 It should also be understood that the apparatus and systems of various embodiments can be used in applications other than for coupling and heat transfer between dice and heat sinks, and thus, these embodiments are not to be so limited. The illustrations of apparatus 10 and system 600 are intended to provide a general understanding of the elements and structure of various embodiments, and they are not intended to serve as a complete description of all the features of compositions, apparatus, and systems that might make use of the elements and structures described herein.
 Applications that may include the novel apparatus and systems of various embodiments include electronic circuitry used in high-speed computers, communication and signal processing circuitry, data transceivers, modems, processor modules, embedded processors, and application-specific modules, including multilayer, multi-chip modules. Such apparatus and systems may further be included as sub-components within a variety of electronic systems, such as televisions, cellular telephones, personal computers, workstations, radios, video players, vehicles, and others.

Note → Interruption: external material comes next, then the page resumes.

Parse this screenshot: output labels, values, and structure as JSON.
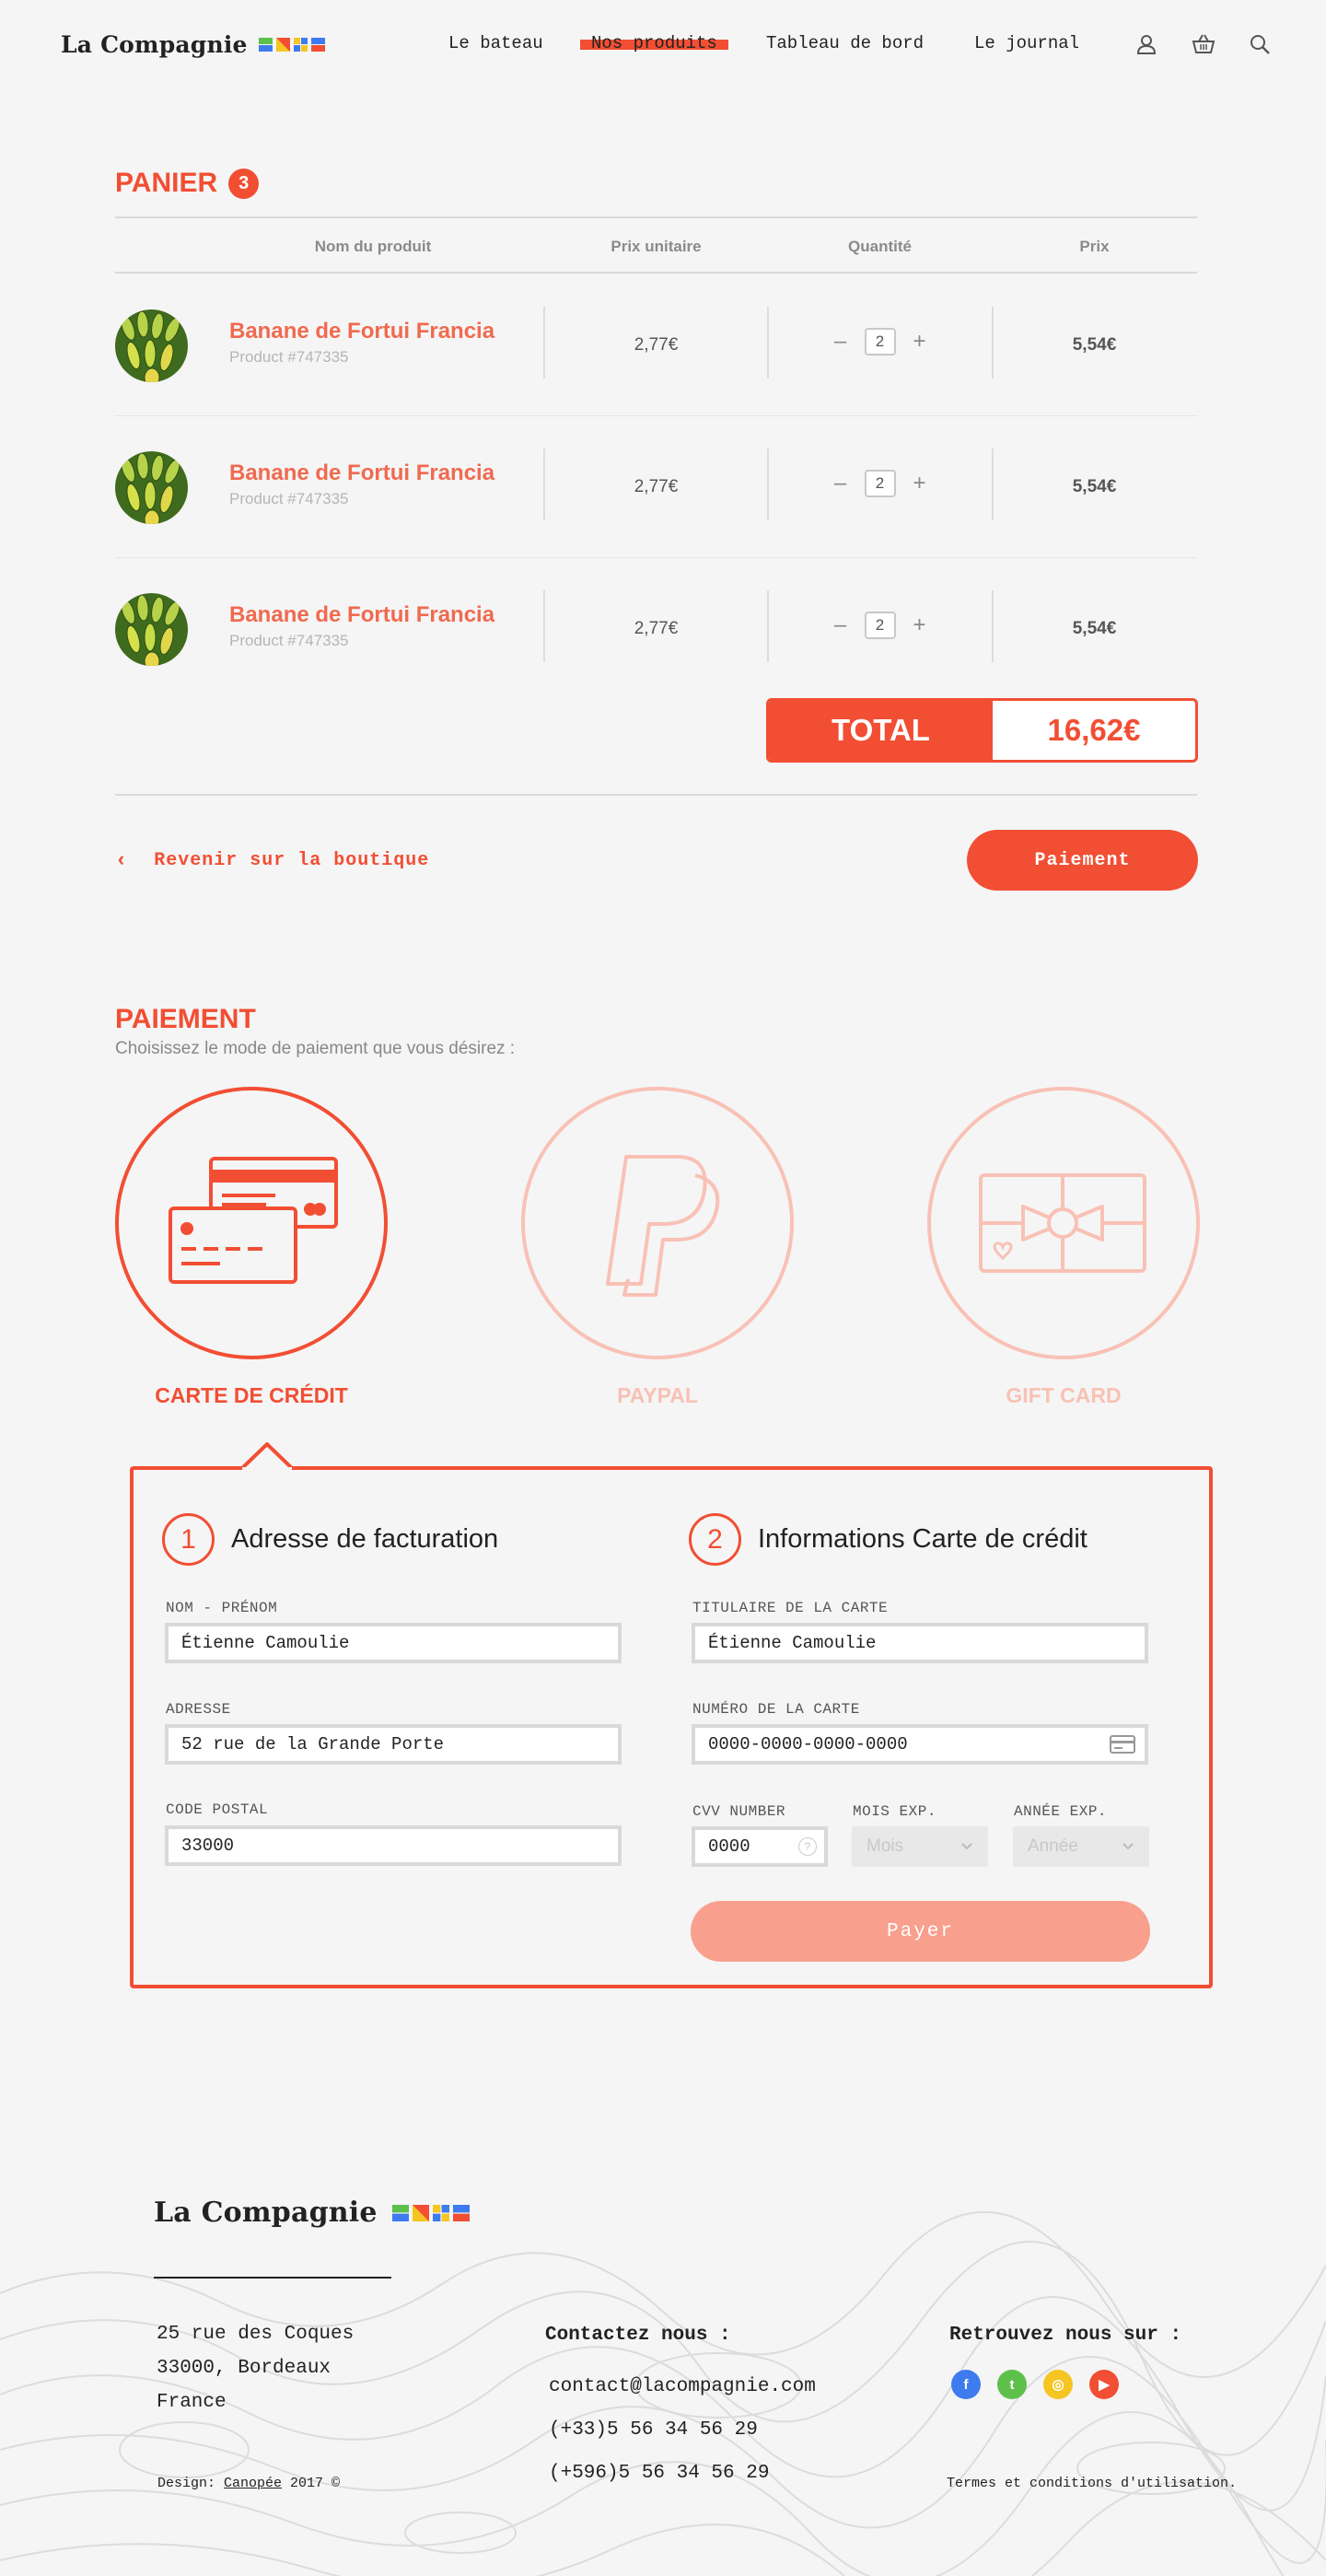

 It should be noted that the methods described herein do not have to be executed in the order described, or in any particular order. Moreover, various activities described with respect to the methods identified herein can be executed in serial or parallel fashion.
 Although specific embodiments have been illustrated and described herein, it should be appreciated that any arrangement calculated to achieve the same purpose may be substituted for the specific embodiments shown. This disclosure is intended to cover any and all adaptations or variations of various embodiments. It is to be understood that the above description has been made in an illustrative fashion, and not a restrictive one. Combinations of the above embodiments, and other embodiments not specifically described herein will be apparent to those of skill in the art upon reviewing the above description. Thus, the scope of various embodiments includes any other applications in which the above compositions, structures, and methods are used.
 It is emphasized that the Abstract of the Disclosure is provided to comply with 37 C.F.R. §1.72(b), requiring an abstract that will allow the reader to quickly ascertain the nature of the technical disclosure. It is submitted with the understanding that it will not be used to interpret or limit the scope or meaning of the claims. In addition, in the foregoing Detailed Description, it can be seen that various features are grouped together in a single embodiment for the purpose of streamlining the disclosure. This method of disclosure is not to be interpreted as reflecting an intention that the claimed embodiments require more features than are expressly recited in each claim. Rather, as the following claims reflect, inventive subject matter lies in less than all features of a single disclosed embodiment. Thus the following claims are hereby incorporated into the Detailed Description, with each claim standing on its own as a separate preferred embodiment. In the appended claims, the terms “including” and “in which” are used as the plain-English equivalents of the respective terms “comprising” and “wherein,” respectively. Moreover, the terms “first,” “second,” and “third,” etc. are used merely as labels, and are not intended to impose numerical requirements on their objects.